Edit /var/tmp/NAME.xml to change /var/tmp/NAME-sda to the pool name. In other words, locate the following bit of XML:

 <disk type='file' device='disk'>
   <driver name='qemu' type='raw' />
   <source file='/var/tmp/NAME-sda' />
   <target dev='hda' bus='ide' />

and change two things: The "type='file'" attribute must be changed to "type='volume'", and the "<source>" element must be changed to include "pool" and "volume" attributes:

 <disk type='volume' device='disk'>
   <source pool='POOL' volume='NAME-sda' />
Define the final guest in libvirt:

 virsh define /var/tmp/NAME.xml


The -o json option produces the following files by default:

 NAME.json                     JSON metadata.
 NAME-sda, NAME-sdb, etc.      Guest disk(s).

where "NAME" is the guest name.

It is possible to change the pattern of the disks using the -oo json-disks-pattern=... option: it allows parameters in form of "%{...}" variables, for example:

 -oo json-disks-pattern=disk%{DiskNo}.img

Recognized variables are:

The index of the disk, starting from 1.
The destination device of the disk, e.g. "sda", "sdb", etc.
The name of the guest.

Using a pattern it is possible use subdirectories for the disks, even with names depending on variables; for example:

 -oo json-disks-pattern=%{GuestName}-%{DiskNo}/disk.img

The default pattern is "%{GuestName}-%{DiskDeviceName}".

If the literal "%{...}" text is needed, it is possible to avoid the escape it with a leading "%"; for example, "%%{GuestName}-%{DiskNo}.img" will create file names for the disks like "%%{GuestName}-1.img", "%%{GuestName}-2.img", etc.




Richard W.M. Jones


Copyright (C) 2009-2020 Red Hat Inc.



To get a list of bugs against libguestfs, use this link:

To report a new bug against libguestfs, use this link:

When reporting a bug, please supply:

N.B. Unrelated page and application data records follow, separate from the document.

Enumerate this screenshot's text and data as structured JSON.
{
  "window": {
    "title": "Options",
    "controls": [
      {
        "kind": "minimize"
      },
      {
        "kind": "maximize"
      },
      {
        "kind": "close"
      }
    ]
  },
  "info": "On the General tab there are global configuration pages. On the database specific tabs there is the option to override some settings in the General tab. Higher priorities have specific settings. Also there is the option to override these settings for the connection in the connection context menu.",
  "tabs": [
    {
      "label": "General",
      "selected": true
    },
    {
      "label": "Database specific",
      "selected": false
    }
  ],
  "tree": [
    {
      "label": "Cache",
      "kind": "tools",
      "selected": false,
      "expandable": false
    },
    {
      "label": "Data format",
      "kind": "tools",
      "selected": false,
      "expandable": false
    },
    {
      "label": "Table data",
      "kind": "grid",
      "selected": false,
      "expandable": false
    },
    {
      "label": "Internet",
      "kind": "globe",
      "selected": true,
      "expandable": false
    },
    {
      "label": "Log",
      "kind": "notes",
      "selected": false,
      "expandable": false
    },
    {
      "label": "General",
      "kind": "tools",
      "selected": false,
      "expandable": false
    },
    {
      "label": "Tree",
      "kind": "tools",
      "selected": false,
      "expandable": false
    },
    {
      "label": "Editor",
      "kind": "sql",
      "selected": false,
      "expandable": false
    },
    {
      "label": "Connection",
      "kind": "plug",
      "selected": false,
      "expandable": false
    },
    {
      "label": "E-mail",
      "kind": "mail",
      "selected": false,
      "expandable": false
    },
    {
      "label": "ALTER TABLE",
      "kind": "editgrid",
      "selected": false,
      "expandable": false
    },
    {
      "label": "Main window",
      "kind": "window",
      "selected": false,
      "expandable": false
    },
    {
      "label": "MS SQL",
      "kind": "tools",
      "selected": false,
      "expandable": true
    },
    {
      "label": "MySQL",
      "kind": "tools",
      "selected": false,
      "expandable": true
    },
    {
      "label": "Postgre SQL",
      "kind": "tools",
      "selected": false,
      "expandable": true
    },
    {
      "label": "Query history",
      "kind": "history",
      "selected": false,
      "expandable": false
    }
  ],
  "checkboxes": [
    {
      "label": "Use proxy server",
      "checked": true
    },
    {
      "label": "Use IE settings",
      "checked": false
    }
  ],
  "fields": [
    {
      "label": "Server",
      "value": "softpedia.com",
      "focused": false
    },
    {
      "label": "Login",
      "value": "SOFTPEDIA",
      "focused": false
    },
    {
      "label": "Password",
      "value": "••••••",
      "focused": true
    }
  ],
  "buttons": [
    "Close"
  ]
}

  • The version of libguestfs.
  • Where you got libguestfs (eg. which Linux distro, compiled from source, etc)
  • Describe the bug accurately and give a way to reproduce it.
  • Run libguestfs-test-tool(1) and paste the complete, unedited output into the bug report.
2021-11-24 virt-v2v-1.44.2